My mother and I have a deal: I can't tell people *how much* was based on real life, and I can't say *which* parts were based on her life. That way I am able to preserve her privacy, while still being truthful about my inspirations. At the end of the day, it's a work of fiction. Even though my mother inspired Soo-Ja (the main character), she's not Soo-Ja, if that makes sense. Actually, *I* am Soo-Ja!
You're especially right about how tricky it is to write a book like this as a Korean person. Korean children, like Chinese, live under a doctrine of filial piety, under which you practically worship your parents. I was so worried about what my mother would think, that I didn't even tell her I was writing a book about her life. I only told her after the book sold. I think I was in complete denial that she would eventually read it. She hasn't yet, but I suspect when the Korean edition comes out, there will be some fireworks in the Park home! But all kidding aside, my mother really loves the whole enterprise of publication. She asks me all the time what the latest review was. When the Boston Globe review came out, which was mixed, she was very mad at the reviewer.
4) Illuminate us with something that surprised you about the publishing process, during the time AFTER your book sold. (Okay, that's just me being nosy, but I get to ask the questions, so what the heck.)
A number of things surprised me about the publishing process, and here are two of them:
1. I had no idea how "daily" the whole process is. I thought I was just going to hear from the publisher maybe once or twice a year. Not so. At peak times, I would get an email almost every day from my editor, her assistant, or from the publicist, or the marketing specialist. There was always so much to go over-- galleys, blurbs, jackets, bookseller reviews, industry reviews. I didn't know how "social," in other words, the process can be, especially since you spend so much time writing by yourself. I think that's actually one of the most fun things about the process--getting to work with people who are passionate about the book that you wrote.
2. I was also surprised by how important it is to have friends who support you. For instance, I thought, back in the day, that if you do a reading, people automatically show up. Not so. Unless you're a big best-selling author, you need to hustle up your own audience. My friends, bless their hearts, really came out in force, and showed up to my readings. If you think you "have it made" once you've sold a book, you're in for a surprise. After you sell the book, you're at the mercy of people more than ever before. It's a surprisingly vulnerable position. You're at the mercy of people who may or may not show up to support you. You're at the mercy of reviewers who may or may not like your book. You end up having to completely give up control. Having said that, I was lucky that it all turned out well--I've had as few as ten and as many as 80 show up at my events, and I was just as thankful for those ten as I was for the 80.
Thanks again, Lydia, for hosting me! It was an absolute pleasure!
You're very welcome, Samuel. :) And I have a particular treat for you guys too. Here's the trailer, in case that review above wasn't spectacular enough!
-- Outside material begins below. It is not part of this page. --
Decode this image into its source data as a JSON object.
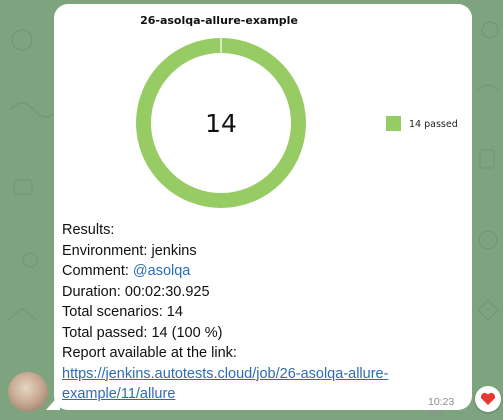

Tomorrow on March 15th, please stop by Julie Dao's blog where Samuel will discuss the importance of the First Five Pages!
Ooh, and more good stuff. Please check out Sarah Fine's blog where she's discussing the highly debatable subject of the Prologue: Do or Don't?